## TASK DESCRIPTION:
Return the records below exactly; pictures stay out.

(DATA FOR REVIEW)

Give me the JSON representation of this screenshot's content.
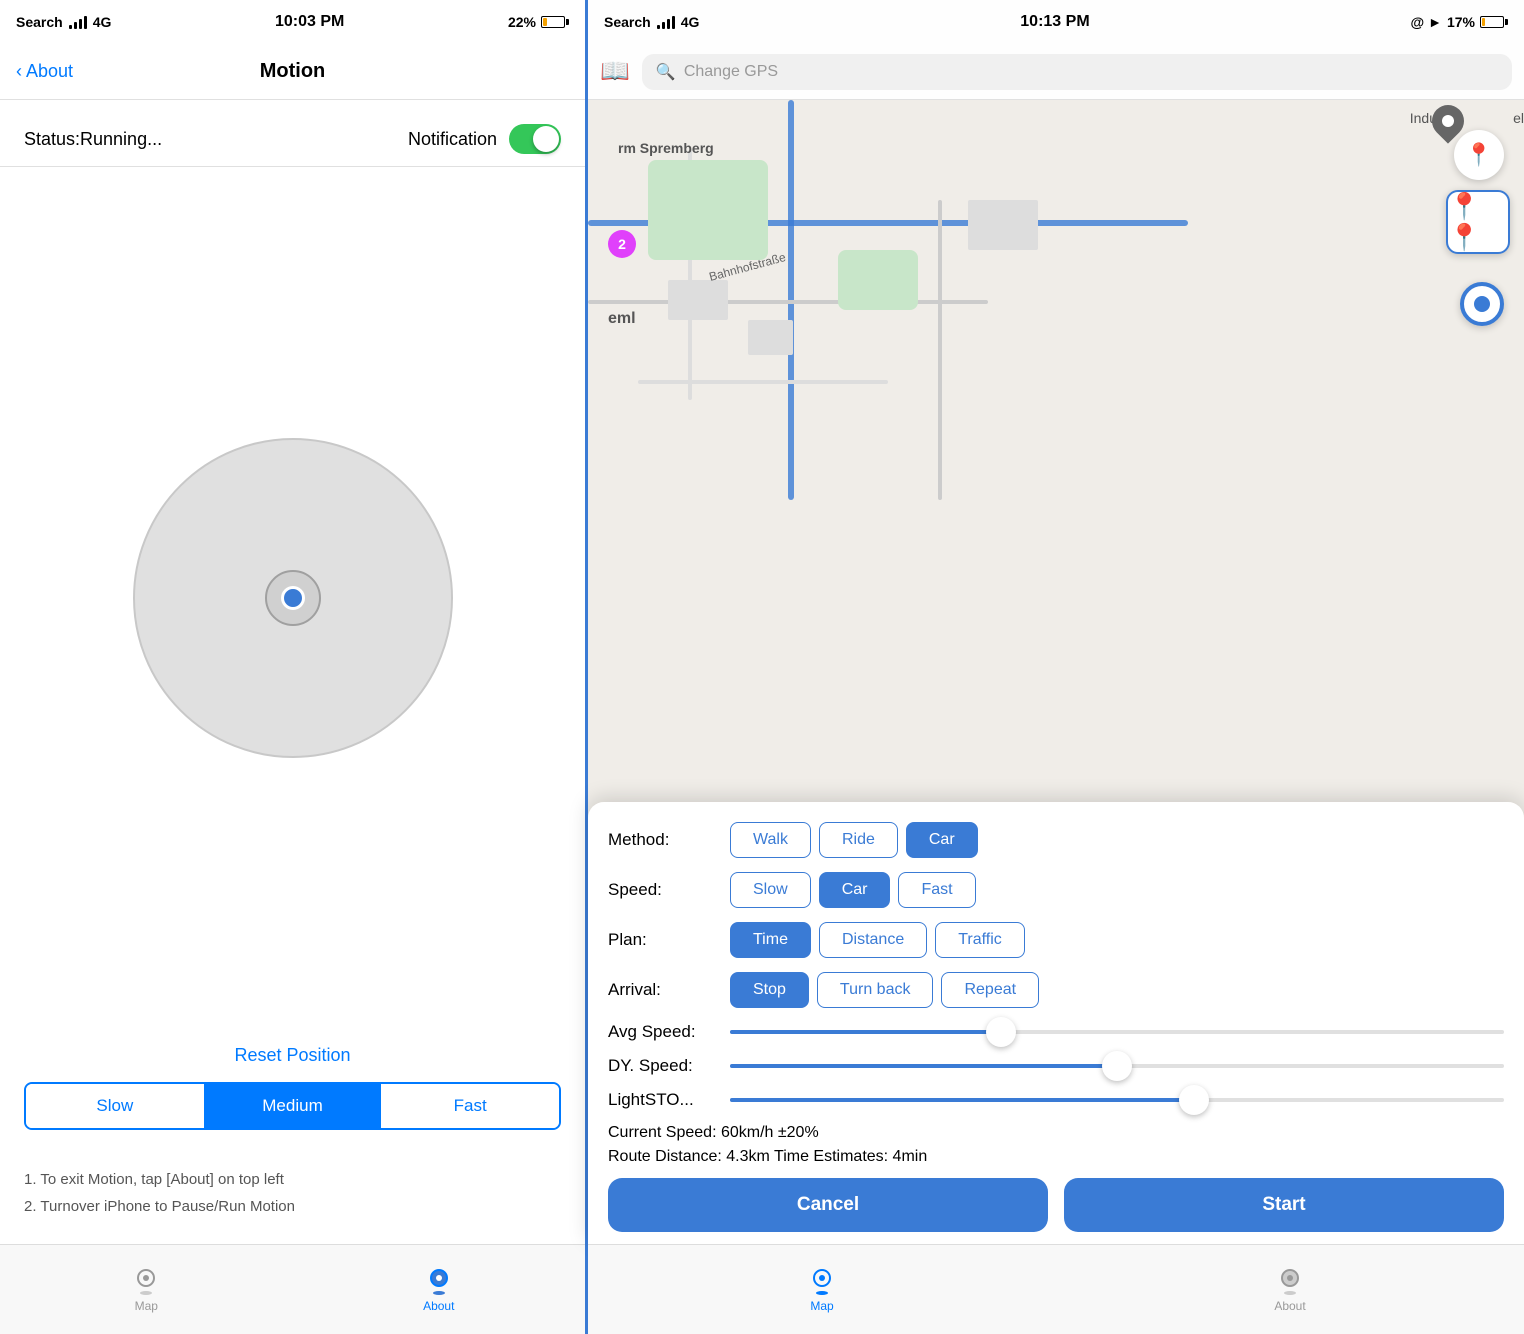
{
  "left": {
    "statusBar": {
      "carrier": "Search",
      "signal": "4G",
      "time": "10:03 PM",
      "battery": "22%"
    },
    "navBar": {
      "backLabel": "About",
      "title": "Motion"
    },
    "status": {
      "text": "Status:Running...",
      "notificationLabel": "Notification"
    },
    "joystick": {
      "resetLabel": "Reset Position"
    },
    "speed": {
      "options": [
        "Slow",
        "Medium",
        "Fast"
      ],
      "active": "Medium"
    },
    "instructions": {
      "line1": "1. To exit Motion, tap [About] on top left",
      "line2": "2. Turnover iPhone to Pause/Run Motion"
    },
    "tabs": {
      "map": "Map",
      "about": "About"
    }
  },
  "right": {
    "statusBar": {
      "carrier": "Search",
      "signal": "4G",
      "time": "10:13 PM",
      "battery": "17%"
    },
    "search": {
      "placeholder": "Change GPS"
    },
    "map": {
      "label": "Map area"
    },
    "controls": {
      "method": {
        "label": "Method:",
        "options": [
          "Walk",
          "Ride",
          "Car"
        ],
        "active": "Car"
      },
      "speed": {
        "label": "Speed:",
        "options": [
          "Slow",
          "Car",
          "Fast"
        ],
        "active": "Car"
      },
      "plan": {
        "label": "Plan:",
        "options": [
          "Time",
          "Distance",
          "Traffic"
        ],
        "active": "Time"
      },
      "arrival": {
        "label": "Arrival:",
        "options": [
          "Stop",
          "Turn back",
          "Repeat"
        ],
        "active": "Stop"
      },
      "avgSpeed": {
        "label": "Avg Speed:",
        "value": 0.35
      },
      "dySpeed": {
        "label": "DY. Speed:",
        "value": 0.5
      },
      "lightSto": {
        "label": "LightSTO...",
        "value": 0.6
      },
      "currentSpeed": "Current Speed: 60km/h ±20%",
      "routeDistance": "Route Distance: 4.3km",
      "timeEstimate": "Time Estimates:   4min",
      "cancelLabel": "Cancel",
      "startLabel": "Start"
    },
    "tabs": {
      "map": "Map",
      "about": "About"
    }
  }
}
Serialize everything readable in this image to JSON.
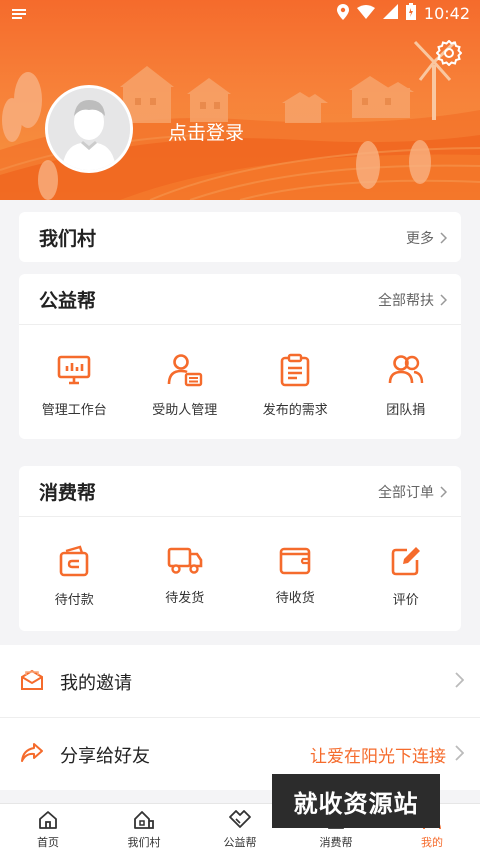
{
  "status_bar": {
    "time": "10:42"
  },
  "profile": {
    "login_text": "点击登录"
  },
  "village_card": {
    "title": "我们村",
    "more": "更多"
  },
  "charity_card": {
    "title": "公益帮",
    "more": "全部帮扶",
    "items": [
      {
        "label": "管理工作台",
        "icon": "monitor-chart-icon"
      },
      {
        "label": "受助人管理",
        "icon": "person-card-icon"
      },
      {
        "label": "发布的需求",
        "icon": "clipboard-icon"
      },
      {
        "label": "团队捐",
        "icon": "team-icon"
      }
    ]
  },
  "consume_card": {
    "title": "消费帮",
    "more": "全部订单",
    "items": [
      {
        "label": "待付款",
        "icon": "wallet-icon"
      },
      {
        "label": "待发货",
        "icon": "truck-icon"
      },
      {
        "label": "待收货",
        "icon": "box-icon"
      },
      {
        "label": "评价",
        "icon": "edit-icon"
      }
    ]
  },
  "list": {
    "invite": {
      "label": "我的邀请"
    },
    "share": {
      "label": "分享给好友",
      "extra": "让爱在阳光下连接"
    }
  },
  "watermark": "就收资源站",
  "tabs": [
    {
      "label": "首页",
      "icon": "home-icon"
    },
    {
      "label": "我们村",
      "icon": "village-home-icon"
    },
    {
      "label": "公益帮",
      "icon": "handshake-icon"
    },
    {
      "label": "消费帮",
      "icon": "shop-icon"
    },
    {
      "label": "我的",
      "icon": "user-icon",
      "active": true
    }
  ],
  "colors": {
    "accent": "#f56b2c",
    "background": "#f4f4f6"
  }
}
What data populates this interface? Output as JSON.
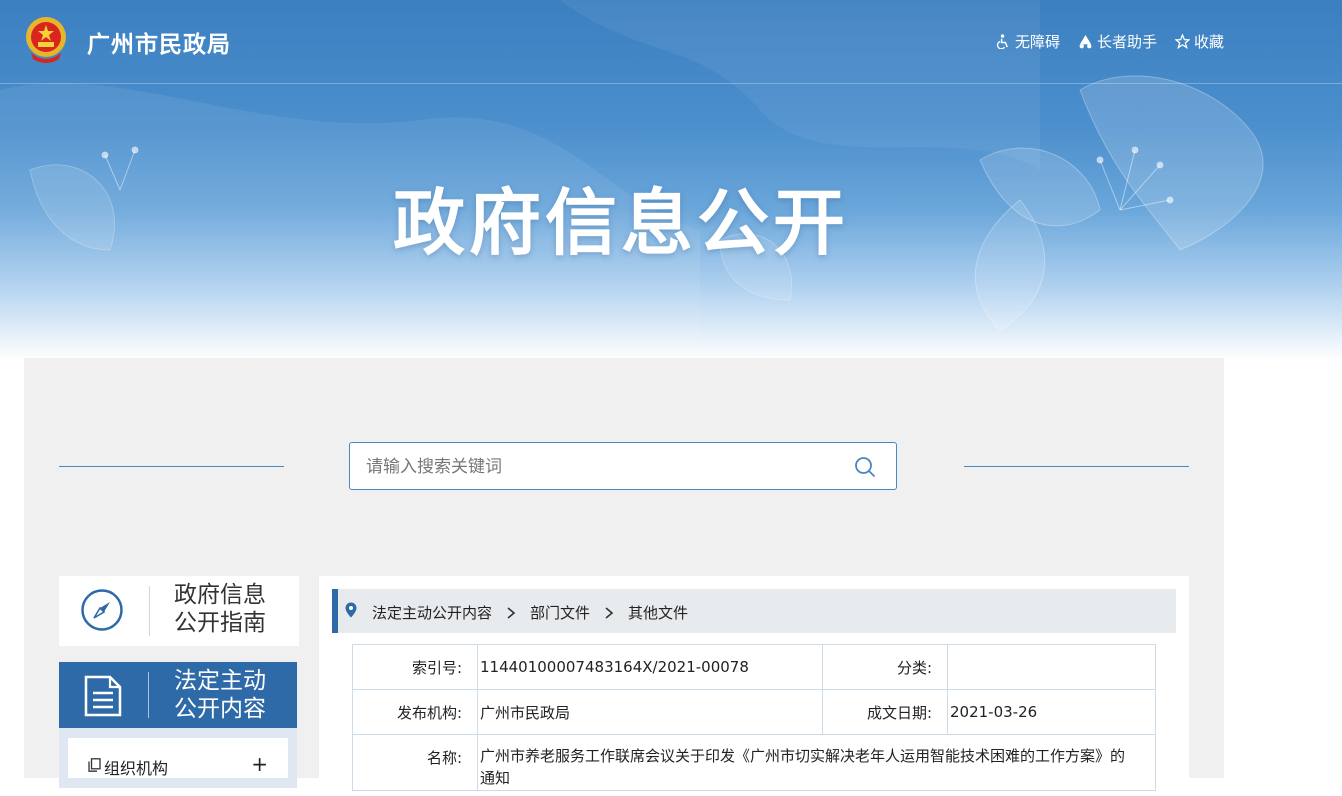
{
  "header": {
    "site_name": "广州市民政局",
    "tools": [
      {
        "label": "无障碍",
        "icon": "accessibility-icon"
      },
      {
        "label": "长者助手",
        "icon": "elder-assist-icon"
      },
      {
        "label": "收藏",
        "icon": "star-icon"
      }
    ]
  },
  "hero": {
    "title": "政府信息公开"
  },
  "search": {
    "placeholder": "请输入搜索关键词"
  },
  "sidebar": {
    "guide": {
      "line1": "政府信息",
      "line2": "公开指南"
    },
    "active": {
      "line1": "法定主动",
      "line2": "公开内容"
    },
    "sub_items": [
      {
        "label": "组织机构",
        "toggle": "+"
      }
    ]
  },
  "breadcrumb": [
    "法定主动公开内容",
    "部门文件",
    "其他文件"
  ],
  "meta": {
    "index_label": "索引号:",
    "index_value": "11440100007483164X/2021-00078",
    "category_label": "分类:",
    "category_value": "",
    "publisher_label": "发布机构:",
    "publisher_value": "广州市民政局",
    "date_label": "成文日期:",
    "date_value": "2021-03-26",
    "name_label": "名称:",
    "name_value": "广州市养老服务工作联席会议关于印发《广州市切实解决老年人运用智能技术困难的工作方案》的通知"
  },
  "colors": {
    "primary": "#2f6aa8",
    "banner_top": "#3b7fc0",
    "main_bg": "#f0f0f0",
    "crumb_bg": "#e7ebee"
  }
}
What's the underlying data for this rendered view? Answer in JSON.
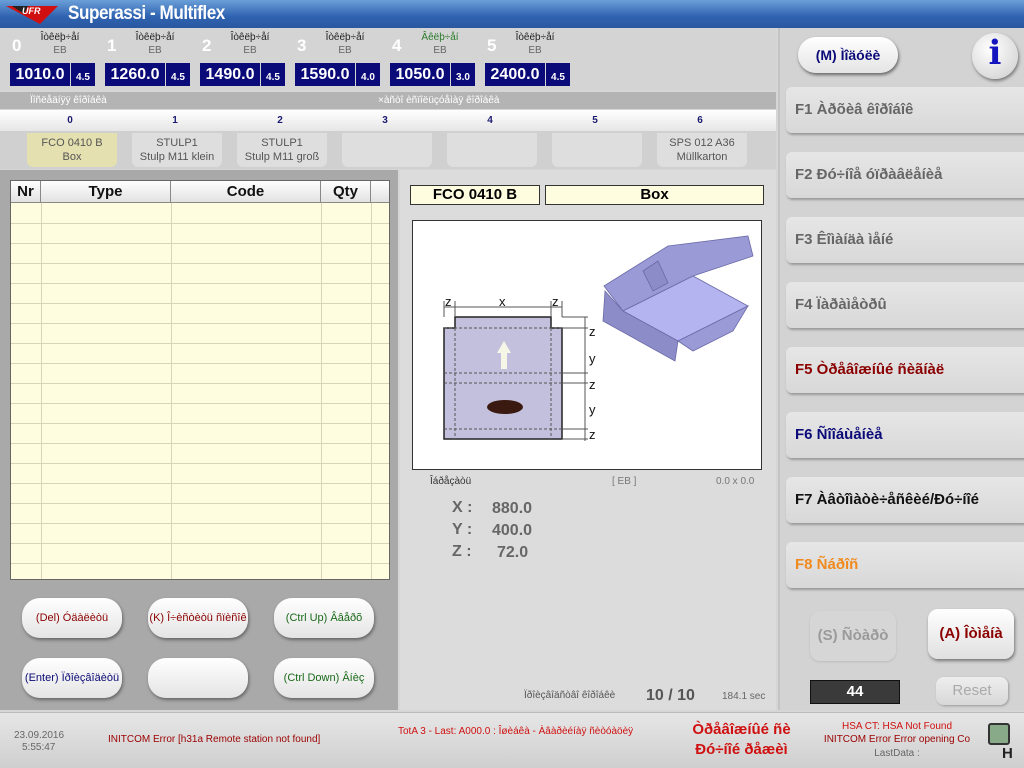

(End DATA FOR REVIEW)

## ANSWER TO THIS TASK:
Give me the JSON representation of this screenshot's content.
{
  "left": {
    "statusBar": {
      "carrier": "Search",
      "signal": "4G",
      "time": "10:03 PM",
      "battery": "22%"
    },
    "navBar": {
      "backLabel": "About",
      "title": "Motion"
    },
    "status": {
      "text": "Status:Running...",
      "notificationLabel": "Notification"
    },
    "joystick": {
      "resetLabel": "Reset Position"
    },
    "speed": {
      "options": [
        "Slow",
        "Medium",
        "Fast"
      ],
      "active": "Medium"
    },
    "instructions": {
      "line1": "1. To exit Motion, tap [About] on top left",
      "line2": "2. Turnover iPhone to Pause/Run Motion"
    },
    "tabs": {
      "map": "Map",
      "about": "About"
    }
  },
  "right": {
    "statusBar": {
      "carrier": "Search",
      "signal": "4G",
      "time": "10:13 PM",
      "battery": "17%"
    },
    "search": {
      "placeholder": "Change GPS"
    },
    "map": {
      "label": "Map area"
    },
    "controls": {
      "method": {
        "label": "Method:",
        "options": [
          "Walk",
          "Ride",
          "Car"
        ],
        "active": "Car"
      },
      "speed": {
        "label": "Speed:",
        "options": [
          "Slow",
          "Car",
          "Fast"
        ],
        "active": "Car"
      },
      "plan": {
        "label": "Plan:",
        "options": [
          "Time",
          "Distance",
          "Traffic"
        ],
        "active": "Time"
      },
      "arrival": {
        "label": "Arrival:",
        "options": [
          "Stop",
          "Turn back",
          "Repeat"
        ],
        "active": "Stop"
      },
      "avgSpeed": {
        "label": "Avg Speed:",
        "value": 0.35
      },
      "dySpeed": {
        "label": "DY. Speed:",
        "value": 0.5
      },
      "lightSto": {
        "label": "LightSTO...",
        "value": 0.6
      },
      "currentSpeed": "Current Speed: 60km/h ±20%",
      "routeDistance": "Route Distance: 4.3km",
      "timeEstimate": "Time Estimates:   4min",
      "cancelLabel": "Cancel",
      "startLabel": "Start"
    },
    "tabs": {
      "map": "Map",
      "about": "About"
    }
  }
}
Serialize everything readable in this image to JSON.
{
  "status_bar": {
    "time": "10:42"
  },
  "profile": {
    "login_text": "点击登录"
  },
  "village_card": {
    "title": "我们村",
    "more": "更多"
  },
  "charity_card": {
    "title": "公益帮",
    "more": "全部帮扶",
    "items": [
      {
        "label": "管理工作台",
        "icon": "monitor-chart-icon"
      },
      {
        "label": "受助人管理",
        "icon": "person-card-icon"
      },
      {
        "label": "发布的需求",
        "icon": "clipboard-icon"
      },
      {
        "label": "团队捐",
        "icon": "team-icon"
      }
    ]
  },
  "consume_card": {
    "title": "消费帮",
    "more": "全部订单",
    "items": [
      {
        "label": "待付款",
        "icon": "wallet-icon"
      },
      {
        "label": "待发货",
        "icon": "truck-icon"
      },
      {
        "label": "待收货",
        "icon": "box-icon"
      },
      {
        "label": "评价",
        "icon": "edit-icon"
      }
    ]
  },
  "list": {
    "invite": {
      "label": "我的邀请"
    },
    "share": {
      "label": "分享给好友",
      "extra": "让爱在阳光下连接"
    }
  },
  "watermark": "就收资源站",
  "tabs": [
    {
      "label": "首页",
      "icon": "home-icon"
    },
    {
      "label": "我们村",
      "icon": "village-home-icon"
    },
    {
      "label": "公益帮",
      "icon": "handshake-icon"
    },
    {
      "label": "消费帮",
      "icon": "shop-icon"
    },
    {
      "label": "我的",
      "icon": "user-icon",
      "active": true
    }
  ],
  "colors": {
    "accent": "#f56b2c",
    "background": "#f4f4f6"
  }
}
What data populates this interface? Output as JSON.
{
  "header": {
    "site_name": "广州市民政局",
    "tools": [
      {
        "label": "无障碍",
        "icon": "accessibility-icon"
      },
      {
        "label": "长者助手",
        "icon": "elder-assist-icon"
      },
      {
        "label": "收藏",
        "icon": "star-icon"
      }
    ]
  },
  "hero": {
    "title": "政府信息公开"
  },
  "search": {
    "placeholder": "请输入搜索关键词"
  },
  "sidebar": {
    "guide": {
      "line1": "政府信息",
      "line2": "公开指南"
    },
    "active": {
      "line1": "法定主动",
      "line2": "公开内容"
    },
    "sub_items": [
      {
        "label": "组织机构",
        "toggle": "+"
      }
    ]
  },
  "breadcrumb": [
    "法定主动公开内容",
    "部门文件",
    "其他文件"
  ],
  "meta": {
    "index_label": "索引号:",
    "index_value": "11440100007483164X/2021-00078",
    "category_label": "分类:",
    "category_value": "",
    "publisher_label": "发布机构:",
    "publisher_value": "广州市民政局",
    "date_label": "成文日期:",
    "date_value": "2021-03-26",
    "name_label": "名称:",
    "name_value": "广州市养老服务工作联席会议关于印发《广州市切实解决老年人运用智能技术困难的工作方案》的通知"
  },
  "colors": {
    "primary": "#2f6aa8",
    "banner_top": "#3b7fc0",
    "main_bg": "#f0f0f0",
    "crumb_bg": "#e7ebee"
  }
}
What's the underlying data for this rendered view? Answer in JSON.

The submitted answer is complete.